Photo from Salal and Cedar
Proper 16 C
By Rachael Bullock
The word of the Lord came to me, saying,
“Before I formed you in the womb I knew you,
before you were born I set you apart;
I appointed you as a prophet to the nations.”
“Alas, Sovereign Lord,” I said, “I do not know how to speak; I am too young.” Continue reading
By Ken Sehested,
We are free to act boldly because we are safe.
We are safe because we are at rest.
We are at rest because we have been forgiven.
We are forgiven because we have come to know that the Spirit meets us in our weakness, not our strength.
And in the strength of our weakness we find our security; fear’s fierce grip loosens,
freeing us to act boldly.
Such is the journey, ever onward.
By the Clothier’s hand are we fitted with garments apropos for the Fiesta to come!
So rise up, you pilgrims, whether hale and hearty or flustered and weary.
Be clothed with the sun and with power from on high, robed in righteousness,
shod in the Gospel of Peace.
Round up your rowdy friends,
but especially the lame and all with no claim on the Bountiful Table.
The Banquet beckons.
Your Host awaits.
inspired by Rev 12:1; Luke 14:13, 24:49; Ps 139:2, Eph 6:15
Talk by Rose Marie Berger at the International Thomas Merton Society Sixteenth General Meeting at Santa Clara University in California, June 28, 2019
Listen to audio HERE.
By Oz Cole-Arnal, former professor emeritus at Waterloo Lutheran Seminary
*Note: this is the third installment of poems from Professor Cole-Arnal’s recent memoir work. “Come the Dawn” was written in Feb 1981, shortly after almost succumbing to an illicit affair in France during May-June (1980). These words mark his attempt to remember his marital promises and his continual love for wife Marian (“Bunny”). It is also critical to remember that this poetry included a third party: his therapist Andy Coppolino with whom they were wrestling with his nocturnal dreams.
A howl of pain piercing the night,
Wide awake, the only sound a heartbeat,
The discovery of mortality, alone, deeply alone,

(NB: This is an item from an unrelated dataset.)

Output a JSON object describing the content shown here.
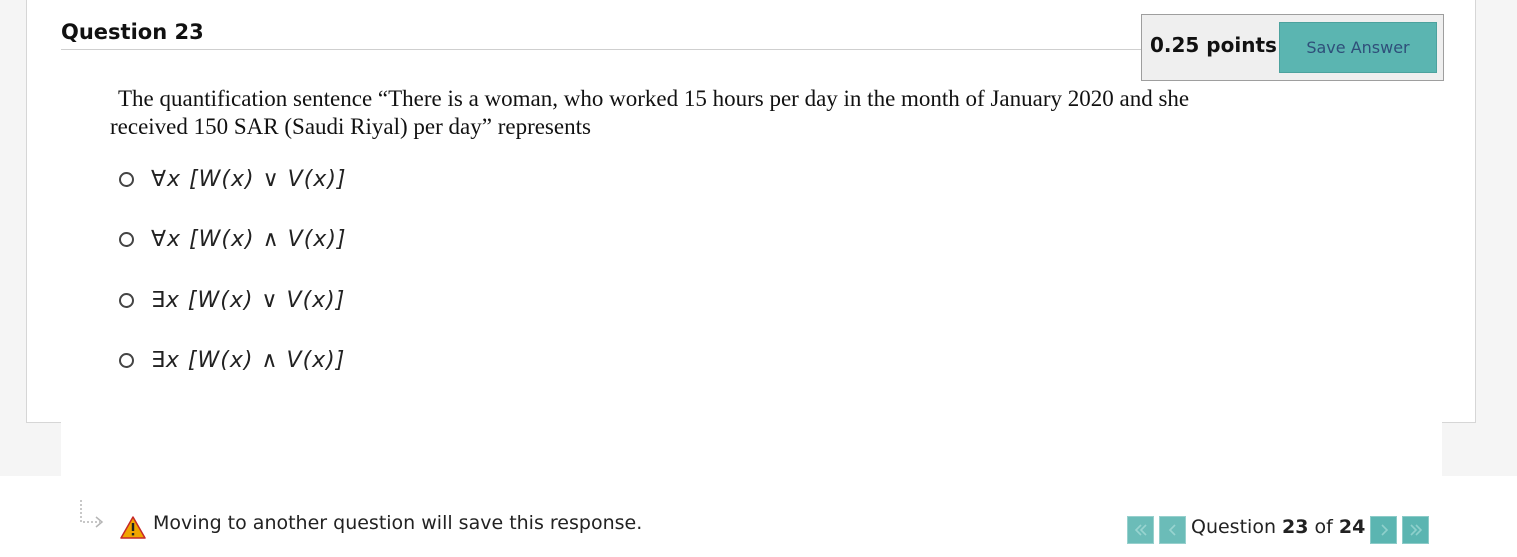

Wrapped in darkness and afraid
–Before the dawn. Continue reading
From author and professor Ibram X. Kendi’s recent interview on DemocracyNow (August 13, 2019). Kendi’s new book is called How To Be An Antiracist.
I classify racism and capitalism as these conjoined twins — right? — from the same body but different personalities, different faces. And the reason why I do that is because I’m an historian. And so I track, particularly in my last book — the origins of racism cannot be separated from the origins of capitalism. The origins of capitalism cannot be separated from the origins of racism. The life of racism cannot be separated from the life of capitalism, and vice versa. Continue reading
From The Poor People’s Campaign: A National Call for Moral Revival (August 8, 2019).
If you really change your ways and your actions and deal with each other justly, if you do not oppress the foreigner, the fatherless or the widow and do not shed innocent blood in this place, and if you do not follow other gods to your own harm, then I will let you live in this place, in the land I gave your ancestors for ever and ever. But look, you are trusting in deceptive words that are worthless.
One week ago, we were in El Paso at the invitation of the Border Network for Human Rights to highlight the violence that their community has been suffering. We heard stories of families separated, asylum seekers turned away and refugees detained like prisoners of war. We heard how their community has been militarized and how poor border communities have been especially targeted. We promised that we would do everything in our power to compel the nation to see this violence. Just a few days later, a terrorist opened fire in El Paso. And then another attack occurred in Dayton. Continue reading
By Wes Howard-Brook and Sue Ferguson Johnson, on this Sunday’s Gospel text (Luke 12:49-56)
*Note: this piece was originally posted on RadicalDiscipleship.net during the summer of 2016.
Jesus, erstwhile proclaimer of peace and love, hopes for fire and anticipates division within households. Was the Lord having a bad day on the Way to Jerusalem in this Sunday’s Gospel? How can we reconcile his word in this week’s lectionary text (Luke 12.49-56) with what we hear in the rest of Luke’s Gospel? Continue reading